__SOURCE MATERIAL__:
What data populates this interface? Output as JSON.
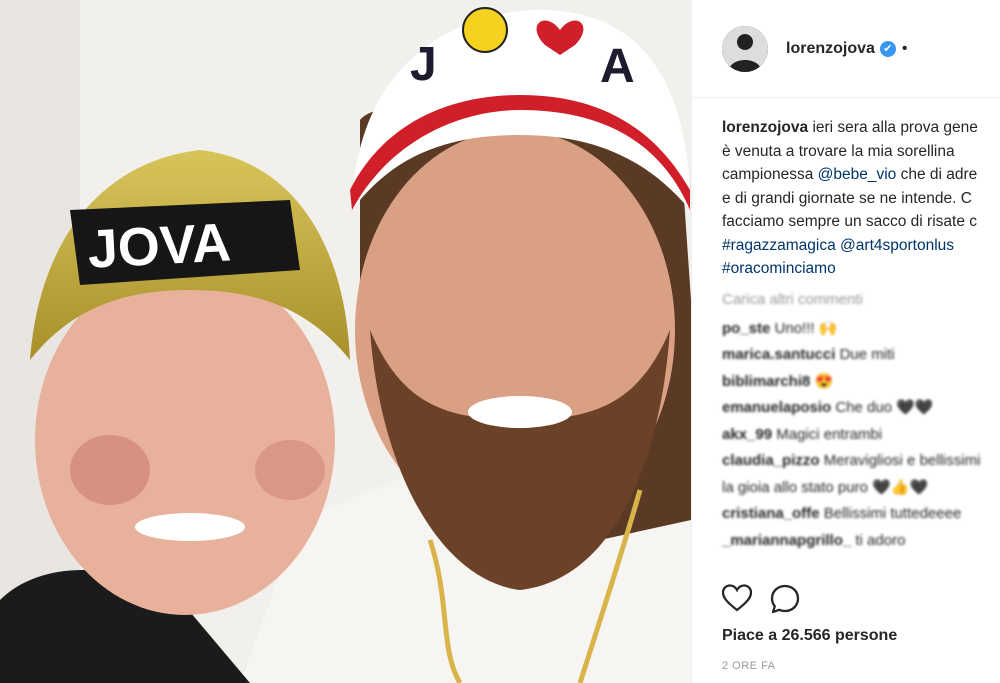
{
  "post": {
    "username": "lorenzojova",
    "verified_mark": "✔",
    "header_dot": "•",
    "caption": {
      "author": "lorenzojova",
      "line1": " ieri sera alla prova gene",
      "line2": "è venuta a trovare la mia sorellina",
      "line3a": "campionessa ",
      "mention1": "@bebe_vio",
      "line3b": " che di adre",
      "line4": "e di grandi giornate se ne intende. C",
      "line5": "facciamo sempre un sacco di risate c",
      "hashtag1": "#ragazzamagica",
      "mention2": "@art4sportonlus",
      "hashtag2": "#oracominciamo"
    },
    "load_more": "Carica altri commenti",
    "comments": [
      {
        "user": "po_ste",
        "text": "Uno!!! 🙌"
      },
      {
        "user": "marica.santucci",
        "text": "Due miti"
      },
      {
        "user": "biblimarchi8",
        "text": "😍"
      },
      {
        "user": "emanuelaposio",
        "text": "Che duo 🖤🖤"
      },
      {
        "user": "akx_99",
        "text": "Magici entrambi"
      },
      {
        "user": "claudia_pizzo",
        "text": "Meravigliosi e bellissimi"
      },
      {
        "user": "",
        "text": "la gioia allo stato puro 🖤👍🖤"
      },
      {
        "user": "cristiana_offe",
        "text": "Bellissimi tuttedeeee"
      },
      {
        "user": "_mariannapgrillo_",
        "text": "ti adoro"
      }
    ],
    "likes_label": "Piace a 26.566 persone",
    "time_label": "2 ORE FA",
    "icons": [
      "heart-icon",
      "comment-icon"
    ]
  },
  "photo": {
    "left_cap_text": "JOVA",
    "right_cap_letters": [
      "J",
      "A"
    ]
  }
}
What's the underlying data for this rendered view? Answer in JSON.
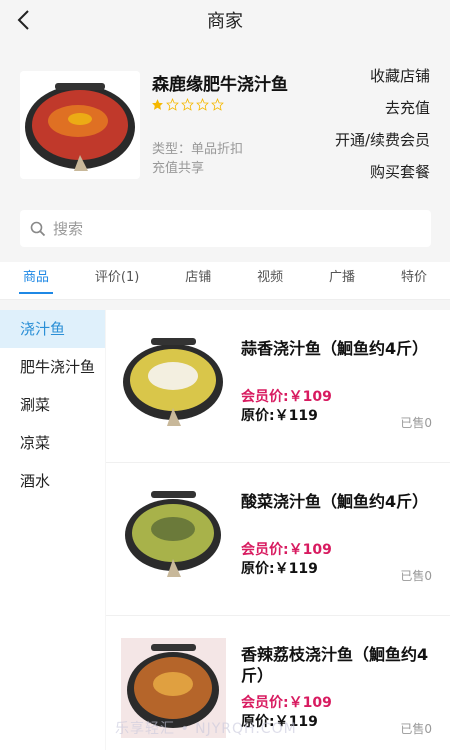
{
  "header": {
    "title": "商家"
  },
  "shop": {
    "name": "森鹿缘肥牛浇汁鱼",
    "rating": 1,
    "rating_max": 5,
    "type_label": "类型：单品折扣",
    "share_label": "充值共享",
    "actions": [
      "收藏店铺",
      "去充值",
      "开通/续费会员",
      "购买套餐"
    ]
  },
  "search": {
    "placeholder": "搜索",
    "value": ""
  },
  "tabs": [
    "商品",
    "评价(1)",
    "店铺",
    "视频",
    "广播",
    "特价"
  ],
  "categories": [
    "浇汁鱼",
    "肥牛浇汁鱼",
    "涮菜",
    "凉菜",
    "酒水"
  ],
  "items": [
    {
      "name": "蒜香浇汁鱼（鮰鱼约4斤）",
      "member_price": "会员价:￥109",
      "price": "原价:￥119",
      "sold": "已售0"
    },
    {
      "name": "酸菜浇汁鱼（鮰鱼约4斤）",
      "member_price": "会员价:￥109",
      "price": "原价:￥119",
      "sold": "已售0"
    },
    {
      "name": "香辣荔枝浇汁鱼（鮰鱼约4斤）",
      "member_price": "会员价:￥109",
      "price": "原价:￥119",
      "sold": "已售0"
    }
  ],
  "watermark": "乐享轻汇 • NJYRQH.COM",
  "colors": {
    "accent": "#1e88e5",
    "member_price": "#d81b60",
    "star": "#f5b800"
  }
}
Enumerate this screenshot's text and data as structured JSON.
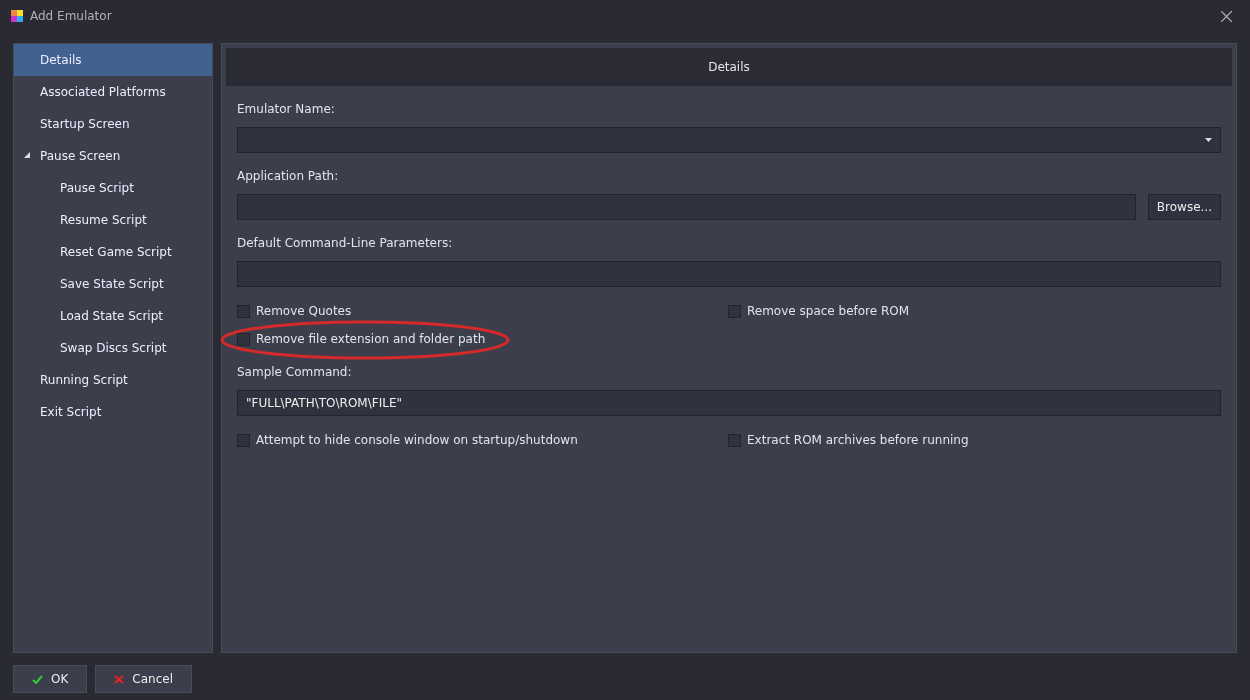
{
  "window": {
    "title": "Add Emulator"
  },
  "sidebar": {
    "items": [
      {
        "label": "Details",
        "selected": true
      },
      {
        "label": "Associated Platforms",
        "selected": false
      },
      {
        "label": "Startup Screen",
        "selected": false
      },
      {
        "label": "Pause Screen",
        "selected": false,
        "expanded": true,
        "children": [
          {
            "label": "Pause Script",
            "selected": false
          },
          {
            "label": "Resume Script",
            "selected": false
          },
          {
            "label": "Reset Game Script",
            "selected": false
          },
          {
            "label": "Save State Script",
            "selected": false
          },
          {
            "label": "Load State Script",
            "selected": false
          },
          {
            "label": "Swap Discs Script",
            "selected": false
          }
        ]
      },
      {
        "label": "Running Script",
        "selected": false
      },
      {
        "label": "Exit Script",
        "selected": false
      }
    ]
  },
  "panel": {
    "header": "Details",
    "emulator_name": {
      "label": "Emulator Name:"
    },
    "application_path": {
      "label": "Application Path:",
      "button": "Browse..."
    },
    "parameters": {
      "label": "Default Command-Line Parameters:"
    },
    "options_1": [
      {
        "label": "Remove Quotes",
        "checked": false
      },
      {
        "label": "Remove space before ROM",
        "checked": false
      },
      {
        "label": "Remove file extension and folder path",
        "checked": false
      }
    ],
    "sample": {
      "label": "Sample Command:",
      "value": "\"FULL\\PATH\\TO\\ROM\\FILE\""
    },
    "options_2": [
      {
        "label": "Attempt to hide console window on startup/shutdown",
        "checked": false
      },
      {
        "label": "Extract ROM archives before running",
        "checked": false
      }
    ]
  },
  "buttons": {
    "ok": "OK",
    "cancel": "Cancel"
  }
}
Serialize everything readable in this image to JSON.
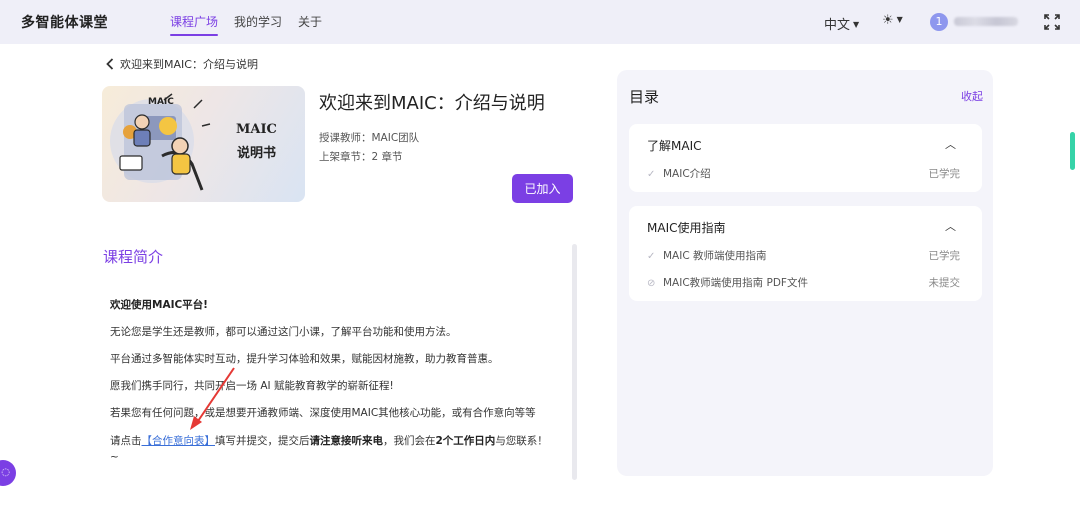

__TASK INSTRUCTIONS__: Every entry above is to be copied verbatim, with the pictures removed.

__RESPONSE TO THE EXERCISE__:
What data populates this interface? Output as JSON.
{
  "post": {
    "username": "lorenzojova",
    "verified_mark": "✔",
    "header_dot": "•",
    "caption": {
      "author": "lorenzojova",
      "line1": " ieri sera alla prova gene",
      "line2": "è venuta a trovare la mia sorellina",
      "line3a": "campionessa ",
      "mention1": "@bebe_vio",
      "line3b": " che di adre",
      "line4": "e di grandi giornate se ne intende. C",
      "line5": "facciamo sempre un sacco di risate c",
      "hashtag1": "#ragazzamagica",
      "mention2": "@art4sportonlus",
      "hashtag2": "#oracominciamo"
    },
    "load_more": "Carica altri commenti",
    "comments": [
      {
        "user": "po_ste",
        "text": "Uno!!! 🙌"
      },
      {
        "user": "marica.santucci",
        "text": "Due miti"
      },
      {
        "user": "biblimarchi8",
        "text": "😍"
      },
      {
        "user": "emanuelaposio",
        "text": "Che duo 🖤🖤"
      },
      {
        "user": "akx_99",
        "text": "Magici entrambi"
      },
      {
        "user": "claudia_pizzo",
        "text": "Meravigliosi e bellissimi"
      },
      {
        "user": "",
        "text": "la gioia allo stato puro 🖤👍🖤"
      },
      {
        "user": "cristiana_offe",
        "text": "Bellissimi tuttedeeee"
      },
      {
        "user": "_mariannapgrillo_",
        "text": "ti adoro"
      }
    ],
    "likes_label": "Piace a 26.566 persone",
    "time_label": "2 ORE FA",
    "icons": [
      "heart-icon",
      "comment-icon"
    ]
  },
  "photo": {
    "left_cap_text": "JOVA",
    "right_cap_letters": [
      "J",
      "A"
    ]
  }
}
What's the underlying data for this rendered view? Answer in JSON.
{
  "header": {
    "title": "商家"
  },
  "shop": {
    "name": "森鹿缘肥牛浇汁鱼",
    "rating": 1,
    "rating_max": 5,
    "type_label": "类型：单品折扣",
    "share_label": "充值共享",
    "actions": [
      "收藏店铺",
      "去充值",
      "开通/续费会员",
      "购买套餐"
    ]
  },
  "search": {
    "placeholder": "搜索",
    "value": ""
  },
  "tabs": [
    "商品",
    "评价(1)",
    "店铺",
    "视频",
    "广播",
    "特价"
  ],
  "categories": [
    "浇汁鱼",
    "肥牛浇汁鱼",
    "涮菜",
    "凉菜",
    "酒水"
  ],
  "items": [
    {
      "name": "蒜香浇汁鱼（鮰鱼约4斤）",
      "member_price": "会员价:￥109",
      "price": "原价:￥119",
      "sold": "已售0"
    },
    {
      "name": "酸菜浇汁鱼（鮰鱼约4斤）",
      "member_price": "会员价:￥109",
      "price": "原价:￥119",
      "sold": "已售0"
    },
    {
      "name": "香辣荔枝浇汁鱼（鮰鱼约4斤）",
      "member_price": "会员价:￥109",
      "price": "原价:￥119",
      "sold": "已售0"
    }
  ],
  "watermark": "乐享轻汇 • NJYRQH.COM",
  "colors": {
    "accent": "#1e88e5",
    "member_price": "#d81b60",
    "star": "#f5b800"
  }
}
Enumerate this screenshot's text and data as structured JSON.
{
  "window": {
    "title": "Add Emulator"
  },
  "sidebar": {
    "items": [
      {
        "label": "Details",
        "selected": true
      },
      {
        "label": "Associated Platforms",
        "selected": false
      },
      {
        "label": "Startup Screen",
        "selected": false
      },
      {
        "label": "Pause Screen",
        "selected": false,
        "expanded": true,
        "children": [
          {
            "label": "Pause Script",
            "selected": false
          },
          {
            "label": "Resume Script",
            "selected": false
          },
          {
            "label": "Reset Game Script",
            "selected": false
          },
          {
            "label": "Save State Script",
            "selected": false
          },
          {
            "label": "Load State Script",
            "selected": false
          },
          {
            "label": "Swap Discs Script",
            "selected": false
          }
        ]
      },
      {
        "label": "Running Script",
        "selected": false
      },
      {
        "label": "Exit Script",
        "selected": false
      }
    ]
  },
  "panel": {
    "header": "Details",
    "emulator_name": {
      "label": "Emulator Name:"
    },
    "application_path": {
      "label": "Application Path:",
      "button": "Browse..."
    },
    "parameters": {
      "label": "Default Command-Line Parameters:"
    },
    "options_1": [
      {
        "label": "Remove Quotes",
        "checked": false
      },
      {
        "label": "Remove space before ROM",
        "checked": false
      },
      {
        "label": "Remove file extension and folder path",
        "checked": false
      }
    ],
    "sample": {
      "label": "Sample Command:",
      "value": "\"FULL\\PATH\\TO\\ROM\\FILE\""
    },
    "options_2": [
      {
        "label": "Attempt to hide console window on startup/shutdown",
        "checked": false
      },
      {
        "label": "Extract ROM archives before running",
        "checked": false
      }
    ]
  },
  "buttons": {
    "ok": "OK",
    "cancel": "Cancel"
  }
}
Serialize everything readable in this image to JSON.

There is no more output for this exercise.